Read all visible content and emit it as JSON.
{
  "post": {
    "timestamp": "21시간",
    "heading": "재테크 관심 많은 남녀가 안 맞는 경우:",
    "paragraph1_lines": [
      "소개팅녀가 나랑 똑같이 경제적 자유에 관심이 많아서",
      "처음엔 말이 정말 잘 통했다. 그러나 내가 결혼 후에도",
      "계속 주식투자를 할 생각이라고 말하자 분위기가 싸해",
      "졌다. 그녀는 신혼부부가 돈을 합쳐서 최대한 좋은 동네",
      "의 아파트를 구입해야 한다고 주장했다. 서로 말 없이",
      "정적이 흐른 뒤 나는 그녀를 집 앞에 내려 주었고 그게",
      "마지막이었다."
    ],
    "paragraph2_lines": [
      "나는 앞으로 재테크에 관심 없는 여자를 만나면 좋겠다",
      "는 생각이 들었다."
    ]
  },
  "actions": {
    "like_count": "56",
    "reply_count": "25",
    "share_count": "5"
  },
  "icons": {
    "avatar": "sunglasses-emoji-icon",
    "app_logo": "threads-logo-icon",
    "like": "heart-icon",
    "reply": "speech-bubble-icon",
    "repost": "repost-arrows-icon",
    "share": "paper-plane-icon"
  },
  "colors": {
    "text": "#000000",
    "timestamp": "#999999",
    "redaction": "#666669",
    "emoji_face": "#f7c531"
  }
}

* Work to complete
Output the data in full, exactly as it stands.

* Answer to the problem
Read all visible content and emit it as JSON.
{
  "post": {
    "timestamp": "21시간",
    "heading": "재테크 관심 많은 남녀가 안 맞는 경우:",
    "paragraph1_lines": [
      "소개팅녀가 나랑 똑같이 경제적 자유에 관심이 많아서",
      "처음엔 말이 정말 잘 통했다. 그러나 내가 결혼 후에도",
      "계속 주식투자를 할 생각이라고 말하자 분위기가 싸해",
      "졌다. 그녀는 신혼부부가 돈을 합쳐서 최대한 좋은 동네",
      "의 아파트를 구입해야 한다고 주장했다. 서로 말 없이",
      "정적이 흐른 뒤 나는 그녀를 집 앞에 내려 주었고 그게",
      "마지막이었다."
    ],
    "paragraph2_lines": [
      "나는 앞으로 재테크에 관심 없는 여자를 만나면 좋겠다",
      "는 생각이 들었다."
    ]
  },
  "actions": {
    "like_count": "56",
    "reply_count": "25",
    "share_count": "5"
  },
  "icons": {
    "avatar": "sunglasses-emoji-icon",
    "app_logo": "threads-logo-icon",
    "like": "heart-icon",
    "reply": "speech-bubble-icon",
    "repost": "repost-arrows-icon",
    "share": "paper-plane-icon"
  },
  "colors": {
    "text": "#000000",
    "timestamp": "#999999",
    "redaction": "#666669",
    "emoji_face": "#f7c531"
  }
}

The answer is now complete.